Stoke's plan of attack on Saturday involves fouling early and often to begin the contest, bundling over not only over Hernandez, but also Jones, Evra, and Nani in quick succession. It's a real rough and ready first ten minutes of the game, and as Chicharito limps off due to the lingering effects of Woodgate's shove, it's Michael Owen into the breach to repair the United offense. The early boil must cause Tony Pulis to fear that Sir Alex may not invite him to share a bottle of post-game wine, as the contest seems to settle down a bit at this point. Some of the game's early heat is removed and neither side creates much in the way of offensive chances. Manchester United look a bit labored at the halfway point of the first half, and neither Nani nor Young have yet to make much of an impact on the day's action. Not content to be denied any longer, though, it's at this point that Nani pops up from nowhere to play a quick one-two with Darren Fletcher, before cutting inside and through the vaunted Stoke central defense -- beating about half the team in the process -- and finishing expertly with his left foot to give United the lead.
Stoke doesn't succumb easily, and as if to prove the point they march straight back up the pitch before Andy Wilkinson's blast is miraculously tipped over the bar by United's number one Spaniard. As if trying to offer the starkest possible contrast to De Gea's otherwordly form, Stoke 'keeper Asmir Begovic offers an entry into the goalkeeper-blunder-of-the-season competition, and his candidacy is stopped only when Nani balloons the ball over the bar with the goal begging in front of him. De Gea pulls another rabbit out of a hat just a short bit of time later, and it's two opportunities in about five minutes for De Gea to give the small but spirited away crowd 18 million reasons to love him. It's a tight and tense affair at the half, and if Nani's second effort had been on target, or if De Gea was not in such sparkling form, the scoreline could justifiably show United leading by 2-nil or down 2-1. Darkness falls as the second half gets underway, with Stoke attacking the Boothen End of their pitch. It's a typically loud and obnoxious crowd that greets Peter Crouch's inaugural goal for Stoke as the Potters grab an equalizer off an early corner. Two minutes later and it's Crouch again, the ball lobbed in straight over the top of an outstretched Rio Ferdinand, but it's De Gea to the rescue once more, denying the British Flamingo from virtual point blank range. Stoke have the bit between their teeth as they feed off the amped-up electricity of the home crowd, and United just have to hold on and settle in here. It's a game without any rhythm or fluidity, a herky jerky contest playing out exactly the way Tony Pulis' men want it, and De Gea is forced into yet another fine save on a rocket of a free kick by Mark Wilson. Peter Walton intrudes his ugly mug once more into the contest, when he neglects to call a clear handball on Ryan Shawcross in the box. Instead, Walton allows his equally incompetent linesman to bizarrely signal Michael Owen offside, when the diminutive scouser is completely uninvolved in the play after the ball hits Shawcross' arm. Danny Welbeck and Ryan Giggs join the action, replacing the largely ineffective Berbatov and Young, and put in a final twenty minute shift to search for the traditional late winner. The winning goal never looks likely during regulation time, and it's only as the clock hits "Fergie Time" that United look as if they may score. Giggs misses what is United's best chance of the second half, side footing Nani's inch-perfect cross wide of the net, and Michael Owen is adjudged offside when picked out on a scoop pass by Anderson as the sand runs out of the hourglass.
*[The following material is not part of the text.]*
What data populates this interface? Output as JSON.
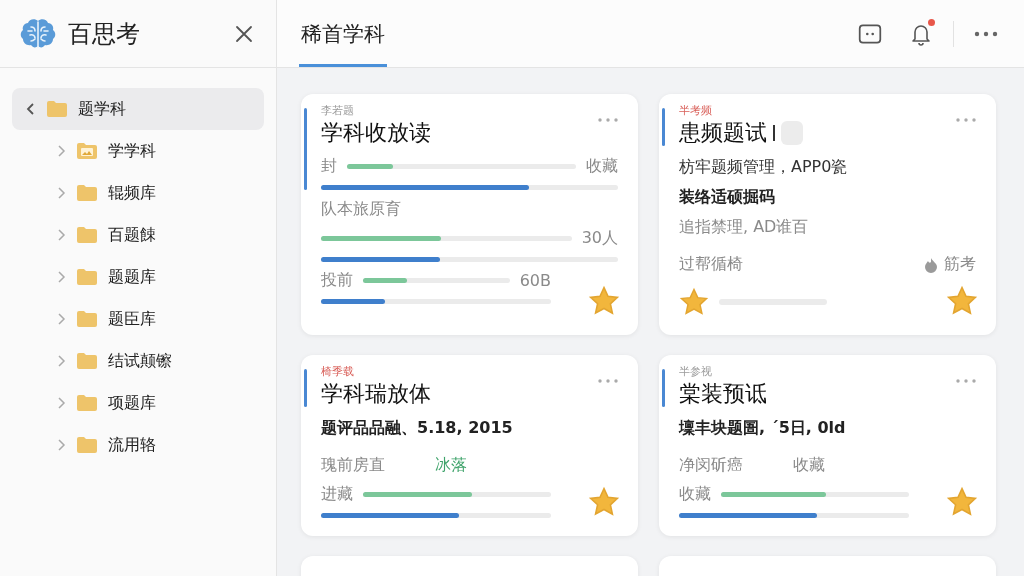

In truth it's not a bad result for the visitors, especially with their top two strikers sidelined, and Sir Alex will likely be content with the point earned -- although also upset that the biased refereeing displayed by Walton likely took away any possibility of three points on the day.